|1||Asymptomatic or minimal headache and slight nuchal rigidity|
|2||Moderately severe or severe headache and nuchal rigidity; cranial neuropathy, no focal deficit|
|3||Drowsiness, confusion, or mild focal deficit|
|4||Stupor, moderate to severe hemiparesis|
|5||Deep coma, decerebrate posturing, moribund appearance|
|Grade||Glasgow Coma Scale Score||Clinical Findings|
|I||15||No headache or focal signs|
|II||15||Headache, nuchal rigidity, no focal signs|
|III||13-14||Headache, nuchal rigidity, no focal signs|
|IV||7-12||Headache, rigidity, focal signs|
|V||3-6||Headache, rigidity, focal signs|
|1||No blood detected|
|2||Diffuse thin layer of subarachnoid blood|
|3||Localized thrombus or thick layer of subarachnoid blood|

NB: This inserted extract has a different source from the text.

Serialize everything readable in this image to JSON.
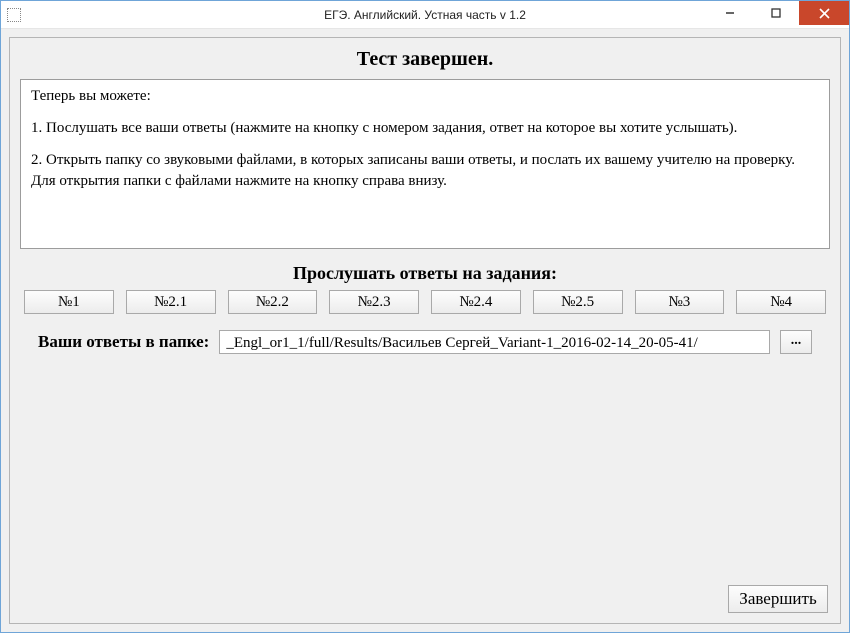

|4||Intracerebral or intraventricular hemorrhage with diffuse or no subarachnoid blood|